§ **MATERIAL FOR THE TASK**:
------------
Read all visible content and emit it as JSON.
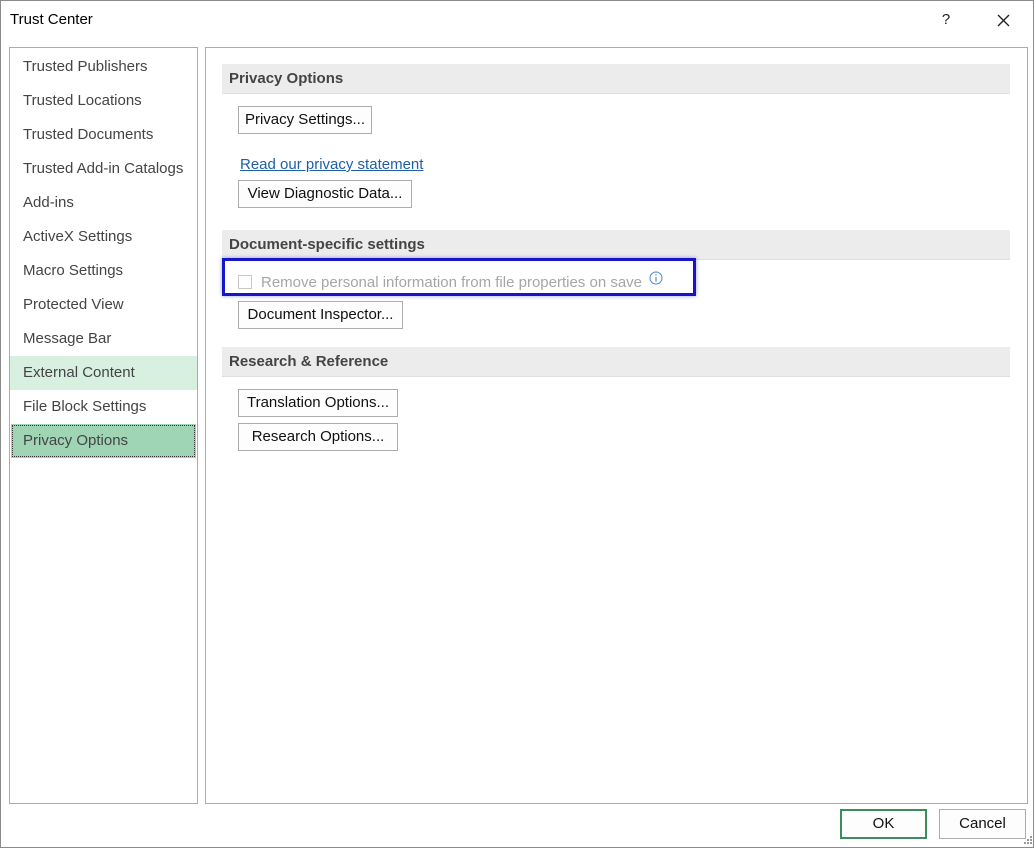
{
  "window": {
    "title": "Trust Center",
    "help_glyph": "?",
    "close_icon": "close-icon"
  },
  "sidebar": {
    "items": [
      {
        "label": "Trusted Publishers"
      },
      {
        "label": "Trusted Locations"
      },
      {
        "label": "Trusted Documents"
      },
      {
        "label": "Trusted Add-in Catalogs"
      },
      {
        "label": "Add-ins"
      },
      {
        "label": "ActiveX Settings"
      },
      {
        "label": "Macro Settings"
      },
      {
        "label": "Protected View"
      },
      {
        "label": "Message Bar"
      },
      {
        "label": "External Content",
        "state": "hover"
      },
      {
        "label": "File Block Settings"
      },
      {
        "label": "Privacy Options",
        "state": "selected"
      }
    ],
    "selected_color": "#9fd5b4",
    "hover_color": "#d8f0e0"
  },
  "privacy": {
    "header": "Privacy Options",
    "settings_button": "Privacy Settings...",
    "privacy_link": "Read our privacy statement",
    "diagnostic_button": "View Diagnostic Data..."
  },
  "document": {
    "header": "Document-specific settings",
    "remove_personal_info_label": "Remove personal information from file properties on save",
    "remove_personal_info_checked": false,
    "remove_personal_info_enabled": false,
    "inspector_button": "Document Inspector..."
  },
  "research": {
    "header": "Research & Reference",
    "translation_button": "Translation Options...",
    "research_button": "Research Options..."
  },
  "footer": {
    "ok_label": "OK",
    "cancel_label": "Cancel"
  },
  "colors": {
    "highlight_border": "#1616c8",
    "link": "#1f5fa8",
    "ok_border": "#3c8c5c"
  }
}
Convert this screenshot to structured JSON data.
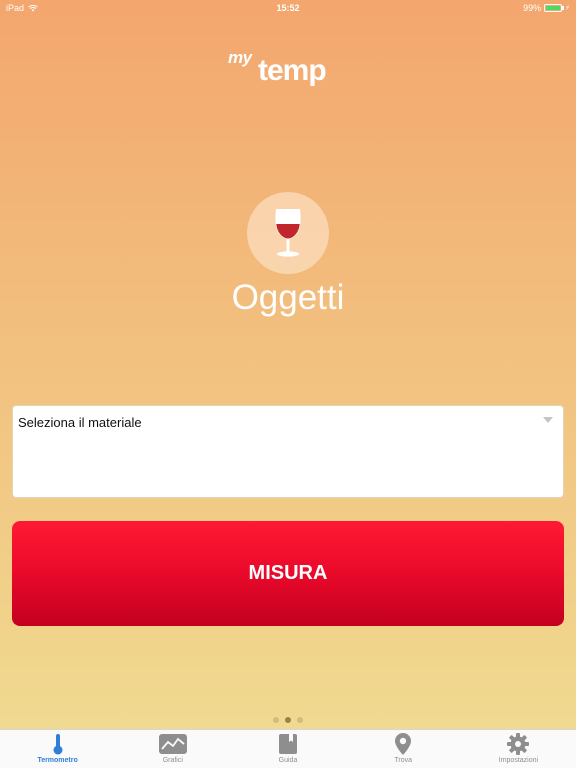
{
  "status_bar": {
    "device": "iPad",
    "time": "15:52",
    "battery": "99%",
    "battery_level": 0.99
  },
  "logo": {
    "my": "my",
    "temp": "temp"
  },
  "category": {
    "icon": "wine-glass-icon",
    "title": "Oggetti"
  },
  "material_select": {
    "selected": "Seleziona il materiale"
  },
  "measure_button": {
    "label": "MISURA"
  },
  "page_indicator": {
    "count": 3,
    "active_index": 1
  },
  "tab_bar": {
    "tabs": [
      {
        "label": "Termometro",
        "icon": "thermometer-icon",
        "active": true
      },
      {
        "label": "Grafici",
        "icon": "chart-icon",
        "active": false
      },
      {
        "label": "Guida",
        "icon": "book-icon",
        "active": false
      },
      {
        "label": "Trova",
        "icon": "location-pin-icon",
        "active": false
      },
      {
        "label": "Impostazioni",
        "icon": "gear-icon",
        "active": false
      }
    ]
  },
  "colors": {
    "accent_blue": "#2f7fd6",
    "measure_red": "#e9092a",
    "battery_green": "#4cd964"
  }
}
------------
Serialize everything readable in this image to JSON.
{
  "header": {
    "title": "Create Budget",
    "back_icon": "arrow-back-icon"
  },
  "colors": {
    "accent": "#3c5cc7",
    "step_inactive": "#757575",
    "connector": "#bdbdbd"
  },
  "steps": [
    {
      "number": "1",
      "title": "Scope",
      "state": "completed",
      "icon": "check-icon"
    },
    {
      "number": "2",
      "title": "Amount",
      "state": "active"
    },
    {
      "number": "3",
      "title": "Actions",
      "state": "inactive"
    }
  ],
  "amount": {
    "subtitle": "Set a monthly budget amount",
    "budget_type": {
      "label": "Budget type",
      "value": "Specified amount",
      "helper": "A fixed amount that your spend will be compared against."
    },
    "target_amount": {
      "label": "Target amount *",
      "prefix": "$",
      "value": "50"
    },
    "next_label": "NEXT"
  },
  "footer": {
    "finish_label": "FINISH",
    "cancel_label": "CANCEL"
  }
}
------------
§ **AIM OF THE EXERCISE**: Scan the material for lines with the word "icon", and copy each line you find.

§ **EXERCISE RESPONSE**:
    "close_icon": "close-icon"
    "icon": "wine-glass-icon",
        "icon": "thermometer-icon",
        "icon": "chart-icon",
        "icon": "book-icon",
        "icon": "location-pin-icon",
        "icon": "gear-icon",
    "back_icon": "arrow-back-icon"
      "icon": "check-icon"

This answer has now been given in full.